INFORMATION GIVEN »
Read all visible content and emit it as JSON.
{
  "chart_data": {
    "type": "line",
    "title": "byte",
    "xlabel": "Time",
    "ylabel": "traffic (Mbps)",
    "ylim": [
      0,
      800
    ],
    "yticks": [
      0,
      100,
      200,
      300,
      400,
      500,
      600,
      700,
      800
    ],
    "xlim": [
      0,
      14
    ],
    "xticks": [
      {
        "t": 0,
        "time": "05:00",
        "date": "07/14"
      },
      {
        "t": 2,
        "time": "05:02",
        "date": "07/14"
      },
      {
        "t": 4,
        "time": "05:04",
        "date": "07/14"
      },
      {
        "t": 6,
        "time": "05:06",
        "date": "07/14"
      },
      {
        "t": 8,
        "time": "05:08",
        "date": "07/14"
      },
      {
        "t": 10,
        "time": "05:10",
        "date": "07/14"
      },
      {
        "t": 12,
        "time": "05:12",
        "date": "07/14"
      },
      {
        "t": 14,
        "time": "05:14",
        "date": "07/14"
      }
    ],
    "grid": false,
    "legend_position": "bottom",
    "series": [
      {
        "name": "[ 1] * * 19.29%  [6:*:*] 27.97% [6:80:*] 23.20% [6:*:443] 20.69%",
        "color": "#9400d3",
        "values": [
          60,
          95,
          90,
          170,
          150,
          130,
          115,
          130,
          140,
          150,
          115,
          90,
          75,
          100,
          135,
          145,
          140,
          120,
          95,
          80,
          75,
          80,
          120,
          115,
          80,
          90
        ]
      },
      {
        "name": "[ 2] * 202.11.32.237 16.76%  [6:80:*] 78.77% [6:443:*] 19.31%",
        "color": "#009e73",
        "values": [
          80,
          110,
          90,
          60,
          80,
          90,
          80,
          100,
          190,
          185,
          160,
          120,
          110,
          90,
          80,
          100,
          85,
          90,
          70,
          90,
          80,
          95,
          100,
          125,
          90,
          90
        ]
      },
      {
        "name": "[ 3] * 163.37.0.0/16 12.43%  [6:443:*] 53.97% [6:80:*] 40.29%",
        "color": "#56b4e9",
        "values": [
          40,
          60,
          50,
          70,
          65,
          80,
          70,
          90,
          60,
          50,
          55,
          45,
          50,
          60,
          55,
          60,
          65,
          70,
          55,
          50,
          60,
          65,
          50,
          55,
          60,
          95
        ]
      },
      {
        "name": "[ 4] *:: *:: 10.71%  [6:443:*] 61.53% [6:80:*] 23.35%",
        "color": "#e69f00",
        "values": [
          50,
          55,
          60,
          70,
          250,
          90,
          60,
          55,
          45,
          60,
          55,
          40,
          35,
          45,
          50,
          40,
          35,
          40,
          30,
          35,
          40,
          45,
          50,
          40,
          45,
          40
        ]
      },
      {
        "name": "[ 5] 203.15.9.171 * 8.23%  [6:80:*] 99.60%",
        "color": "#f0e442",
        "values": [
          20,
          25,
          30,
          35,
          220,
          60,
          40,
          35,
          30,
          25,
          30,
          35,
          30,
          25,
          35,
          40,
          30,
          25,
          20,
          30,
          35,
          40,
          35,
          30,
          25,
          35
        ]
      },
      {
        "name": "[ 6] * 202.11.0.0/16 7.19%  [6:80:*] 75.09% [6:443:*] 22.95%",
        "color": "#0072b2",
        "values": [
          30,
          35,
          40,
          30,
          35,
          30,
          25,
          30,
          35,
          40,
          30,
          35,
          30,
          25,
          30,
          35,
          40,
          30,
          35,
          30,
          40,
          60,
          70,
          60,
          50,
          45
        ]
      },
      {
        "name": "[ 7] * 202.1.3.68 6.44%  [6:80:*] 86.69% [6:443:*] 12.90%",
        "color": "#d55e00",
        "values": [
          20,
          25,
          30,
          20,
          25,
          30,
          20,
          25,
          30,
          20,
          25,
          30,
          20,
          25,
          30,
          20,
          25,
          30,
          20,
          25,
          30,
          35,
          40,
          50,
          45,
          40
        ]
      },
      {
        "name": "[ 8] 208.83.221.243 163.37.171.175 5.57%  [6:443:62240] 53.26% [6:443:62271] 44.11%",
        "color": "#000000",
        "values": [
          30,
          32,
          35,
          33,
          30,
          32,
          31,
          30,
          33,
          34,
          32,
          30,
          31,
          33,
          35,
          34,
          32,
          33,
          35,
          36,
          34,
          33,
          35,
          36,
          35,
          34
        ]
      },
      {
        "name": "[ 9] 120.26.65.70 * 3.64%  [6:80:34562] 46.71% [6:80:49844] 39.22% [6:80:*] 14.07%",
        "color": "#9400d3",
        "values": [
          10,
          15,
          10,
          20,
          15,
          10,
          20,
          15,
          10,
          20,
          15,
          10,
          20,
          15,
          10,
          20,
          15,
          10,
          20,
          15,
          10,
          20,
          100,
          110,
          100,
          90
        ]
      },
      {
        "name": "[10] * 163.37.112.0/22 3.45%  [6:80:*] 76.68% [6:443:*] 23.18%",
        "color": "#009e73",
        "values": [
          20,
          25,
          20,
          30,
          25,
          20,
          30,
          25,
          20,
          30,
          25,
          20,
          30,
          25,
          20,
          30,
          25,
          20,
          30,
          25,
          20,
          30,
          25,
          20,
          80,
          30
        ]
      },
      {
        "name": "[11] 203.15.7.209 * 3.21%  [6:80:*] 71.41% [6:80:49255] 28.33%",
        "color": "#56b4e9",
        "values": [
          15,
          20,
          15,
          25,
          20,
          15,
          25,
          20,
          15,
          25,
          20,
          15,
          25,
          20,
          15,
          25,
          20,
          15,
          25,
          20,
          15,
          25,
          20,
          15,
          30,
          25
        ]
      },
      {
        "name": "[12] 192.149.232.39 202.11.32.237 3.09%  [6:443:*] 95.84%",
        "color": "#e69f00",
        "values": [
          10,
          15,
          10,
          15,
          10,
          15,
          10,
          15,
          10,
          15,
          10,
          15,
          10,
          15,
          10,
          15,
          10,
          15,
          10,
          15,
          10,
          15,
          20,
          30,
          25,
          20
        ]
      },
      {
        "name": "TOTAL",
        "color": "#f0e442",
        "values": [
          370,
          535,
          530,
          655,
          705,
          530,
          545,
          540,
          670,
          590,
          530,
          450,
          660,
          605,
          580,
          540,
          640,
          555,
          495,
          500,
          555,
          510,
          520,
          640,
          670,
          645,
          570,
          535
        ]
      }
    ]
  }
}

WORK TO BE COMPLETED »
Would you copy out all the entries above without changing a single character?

ANSWER FOR THIS EXERCISE »
Read all visible content and emit it as JSON.
{
  "chart_data": {
    "type": "line",
    "title": "byte",
    "xlabel": "Time",
    "ylabel": "traffic (Mbps)",
    "ylim": [
      0,
      800
    ],
    "yticks": [
      0,
      100,
      200,
      300,
      400,
      500,
      600,
      700,
      800
    ],
    "xlim": [
      0,
      14
    ],
    "xticks": [
      {
        "t": 0,
        "time": "05:00",
        "date": "07/14"
      },
      {
        "t": 2,
        "time": "05:02",
        "date": "07/14"
      },
      {
        "t": 4,
        "time": "05:04",
        "date": "07/14"
      },
      {
        "t": 6,
        "time": "05:06",
        "date": "07/14"
      },
      {
        "t": 8,
        "time": "05:08",
        "date": "07/14"
      },
      {
        "t": 10,
        "time": "05:10",
        "date": "07/14"
      },
      {
        "t": 12,
        "time": "05:12",
        "date": "07/14"
      },
      {
        "t": 14,
        "time": "05:14",
        "date": "07/14"
      }
    ],
    "grid": false,
    "legend_position": "bottom",
    "series": [
      {
        "name": "[ 1] * * 19.29%  [6:*:*] 27.97% [6:80:*] 23.20% [6:*:443] 20.69%",
        "color": "#9400d3",
        "values": [
          60,
          95,
          90,
          170,
          150,
          130,
          115,
          130,
          140,
          150,
          115,
          90,
          75,
          100,
          135,
          145,
          140,
          120,
          95,
          80,
          75,
          80,
          120,
          115,
          80,
          90
        ]
      },
      {
        "name": "[ 2] * 202.11.32.237 16.76%  [6:80:*] 78.77% [6:443:*] 19.31%",
        "color": "#009e73",
        "values": [
          80,
          110,
          90,
          60,
          80,
          90,
          80,
          100,
          190,
          185,
          160,
          120,
          110,
          90,
          80,
          100,
          85,
          90,
          70,
          90,
          80,
          95,
          100,
          125,
          90,
          90
        ]
      },
      {
        "name": "[ 3] * 163.37.0.0/16 12.43%  [6:443:*] 53.97% [6:80:*] 40.29%",
        "color": "#56b4e9",
        "values": [
          40,
          60,
          50,
          70,
          65,
          80,
          70,
          90,
          60,
          50,
          55,
          45,
          50,
          60,
          55,
          60,
          65,
          70,
          55,
          50,
          60,
          65,
          50,
          55,
          60,
          95
        ]
      },
      {
        "name": "[ 4] *:: *:: 10.71%  [6:443:*] 61.53% [6:80:*] 23.35%",
        "color": "#e69f00",
        "values": [
          50,
          55,
          60,
          70,
          250,
          90,
          60,
          55,
          45,
          60,
          55,
          40,
          35,
          45,
          50,
          40,
          35,
          40,
          30,
          35,
          40,
          45,
          50,
          40,
          45,
          40
        ]
      },
      {
        "name": "[ 5] 203.15.9.171 * 8.23%  [6:80:*] 99.60%",
        "color": "#f0e442",
        "values": [
          20,
          25,
          30,
          35,
          220,
          60,
          40,
          35,
          30,
          25,
          30,
          35,
          30,
          25,
          35,
          40,
          30,
          25,
          20,
          30,
          35,
          40,
          35,
          30,
          25,
          35
        ]
      },
      {
        "name": "[ 6] * 202.11.0.0/16 7.19%  [6:80:*] 75.09% [6:443:*] 22.95%",
        "color": "#0072b2",
        "values": [
          30,
          35,
          40,
          30,
          35,
          30,
          25,
          30,
          35,
          40,
          30,
          35,
          30,
          25,
          30,
          35,
          40,
          30,
          35,
          30,
          40,
          60,
          70,
          60,
          50,
          45
        ]
      },
      {
        "name": "[ 7] * 202.1.3.68 6.44%  [6:80:*] 86.69% [6:443:*] 12.90%",
        "color": "#d55e00",
        "values": [
          20,
          25,
          30,
          20,
          25,
          30,
          20,
          25,
          30,
          20,
          25,
          30,
          20,
          25,
          30,
          20,
          25,
          30,
          20,
          25,
          30,
          35,
          40,
          50,
          45,
          40
        ]
      },
      {
        "name": "[ 8] 208.83.221.243 163.37.171.175 5.57%  [6:443:62240] 53.26% [6:443:62271] 44.11%",
        "color": "#000000",
        "values": [
          30,
          32,
          35,
          33,
          30,
          32,
          31,
          30,
          33,
          34,
          32,
          30,
          31,
          33,
          35,
          34,
          32,
          33,
          35,
          36,
          34,
          33,
          35,
          36,
          35,
          34
        ]
      },
      {
        "name": "[ 9] 120.26.65.70 * 3.64%  [6:80:34562] 46.71% [6:80:49844] 39.22% [6:80:*] 14.07%",
        "color": "#9400d3",
        "values": [
          10,
          15,
          10,
          20,
          15,
          10,
          20,
          15,
          10,
          20,
          15,
          10,
          20,
          15,
          10,
          20,
          15,
          10,
          20,
          15,
          10,
          20,
          100,
          110,
          100,
          90
        ]
      },
      {
        "name": "[10] * 163.37.112.0/22 3.45%  [6:80:*] 76.68% [6:443:*] 23.18%",
        "color": "#009e73",
        "values": [
          20,
          25,
          20,
          30,
          25,
          20,
          30,
          25,
          20,
          30,
          25,
          20,
          30,
          25,
          20,
          30,
          25,
          20,
          30,
          25,
          20,
          30,
          25,
          20,
          80,
          30
        ]
      },
      {
        "name": "[11] 203.15.7.209 * 3.21%  [6:80:*] 71.41% [6:80:49255] 28.33%",
        "color": "#56b4e9",
        "values": [
          15,
          20,
          15,
          25,
          20,
          15,
          25,
          20,
          15,
          25,
          20,
          15,
          25,
          20,
          15,
          25,
          20,
          15,
          25,
          20,
          15,
          25,
          20,
          15,
          30,
          25
        ]
      },
      {
        "name": "[12] 192.149.232.39 202.11.32.237 3.09%  [6:443:*] 95.84%",
        "color": "#e69f00",
        "values": [
          10,
          15,
          10,
          15,
          10,
          15,
          10,
          15,
          10,
          15,
          10,
          15,
          10,
          15,
          10,
          15,
          10,
          15,
          10,
          15,
          10,
          15,
          20,
          30,
          25,
          20
        ]
      },
      {
        "name": "TOTAL",
        "color": "#f0e442",
        "values": [
          370,
          535,
          530,
          655,
          705,
          530,
          545,
          540,
          670,
          590,
          530,
          450,
          660,
          605,
          580,
          540,
          640,
          555,
          495,
          500,
          555,
          510,
          520,
          640,
          670,
          645,
          570,
          535
        ]
      }
    ]
  }
}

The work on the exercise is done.